5.2 Inclusive Assessments
How to avoiding discrimination during Assessments:
Methods practiced should only be used if they are well designed, properly administered and professionally validated and are a reliable method of predicting an applicant's performance in a particular job.
If a test/assessment leads to indirect discrimination or discrimination arising from disability, even if such discrimination is not intended and the reason for the discrimination is not understood, the test should not be used unless it can be objectively justified.
Tips on recruiting disabled people:
When application forms are sent out, or at the shortlisting stage, explain to applicants if they will be expected to take a test or participate in an assessment.
Provide an outline of what will be involved and ask whether they require any reasonable adjustments.
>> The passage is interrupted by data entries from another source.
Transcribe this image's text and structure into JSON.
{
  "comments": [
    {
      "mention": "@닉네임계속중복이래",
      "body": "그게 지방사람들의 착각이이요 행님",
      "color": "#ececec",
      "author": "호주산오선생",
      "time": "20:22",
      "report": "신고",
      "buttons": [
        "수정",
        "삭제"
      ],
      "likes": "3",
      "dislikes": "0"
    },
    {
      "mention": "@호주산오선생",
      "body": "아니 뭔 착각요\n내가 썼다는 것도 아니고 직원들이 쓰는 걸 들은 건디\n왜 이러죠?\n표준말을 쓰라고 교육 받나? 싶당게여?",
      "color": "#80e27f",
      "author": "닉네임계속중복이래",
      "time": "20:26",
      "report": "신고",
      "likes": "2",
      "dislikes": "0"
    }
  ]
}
This is because, if an applicant is a disabled person and is not explained in advance, this may disadvantage them because it does not give them a chance to ask for reasonable adjustments.
Even if the applicant does not tell you they are disabled or ask for any adjustments, if this becomes clear once they arrive for the test, you still need to make any adjustments which are reasonable.
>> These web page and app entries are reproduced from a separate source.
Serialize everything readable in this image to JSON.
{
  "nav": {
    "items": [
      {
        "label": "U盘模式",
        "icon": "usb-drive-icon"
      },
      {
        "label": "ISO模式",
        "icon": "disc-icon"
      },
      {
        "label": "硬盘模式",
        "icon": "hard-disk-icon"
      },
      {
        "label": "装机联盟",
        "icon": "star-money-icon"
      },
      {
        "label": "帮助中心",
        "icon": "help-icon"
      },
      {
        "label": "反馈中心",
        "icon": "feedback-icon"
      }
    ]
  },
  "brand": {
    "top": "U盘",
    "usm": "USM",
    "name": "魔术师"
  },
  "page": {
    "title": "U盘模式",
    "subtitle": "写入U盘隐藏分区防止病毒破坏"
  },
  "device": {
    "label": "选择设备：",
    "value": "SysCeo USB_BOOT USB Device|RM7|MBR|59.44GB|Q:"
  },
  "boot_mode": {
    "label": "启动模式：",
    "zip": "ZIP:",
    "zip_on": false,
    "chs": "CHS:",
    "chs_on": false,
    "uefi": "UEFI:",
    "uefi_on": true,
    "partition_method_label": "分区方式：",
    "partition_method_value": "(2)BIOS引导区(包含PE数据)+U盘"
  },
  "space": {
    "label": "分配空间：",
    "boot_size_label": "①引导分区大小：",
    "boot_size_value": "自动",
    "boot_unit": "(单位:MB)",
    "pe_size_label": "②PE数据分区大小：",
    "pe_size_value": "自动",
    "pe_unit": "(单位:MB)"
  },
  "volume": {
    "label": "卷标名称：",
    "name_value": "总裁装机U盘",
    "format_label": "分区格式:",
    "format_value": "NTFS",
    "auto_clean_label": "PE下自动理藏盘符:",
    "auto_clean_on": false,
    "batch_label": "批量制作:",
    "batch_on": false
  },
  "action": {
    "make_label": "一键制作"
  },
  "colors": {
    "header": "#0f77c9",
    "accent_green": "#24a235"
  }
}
Ensure that disabled applicants are not prevented in being able to compete on the same terms as other non-disabled applicants.
- Providing written instructions in an accessible format.
- Allowing a disabled person extra time to complete the test.
- Permitting a disabled person the assistance of a reader or scribe during the test.
- Ensuring venues used are accessible, refer to webpage: Physical Access Guide for the University
A School/Unit allows an applicant extra time for a written test because they have severe dyslexia. They also provide them with a computer, having checked with them what adjustments they need and accepted that they are reasonable adjustments.
Note: Schools/Units do not have to adapt a test to the point where it no longer tests whether someone would be able to do the job or not (taking into account any reasonable adjustments that would enable the disabled person to do the job).
Avoiding discrimination during social gatherings as part of an Assessment:
- If the interview process or assessment includes a social gathering where only alcohol is available, this may disadvantage someone whose disability or religion forbids association with alcohol (everyday or during key dates for fasting), such as:
- If you are providing food, the same is true of applicants with specific dietary needs based on disability, religion or belief.
Tip: Ask in advance and make sure that soft drinks or an alternative meal can be provided.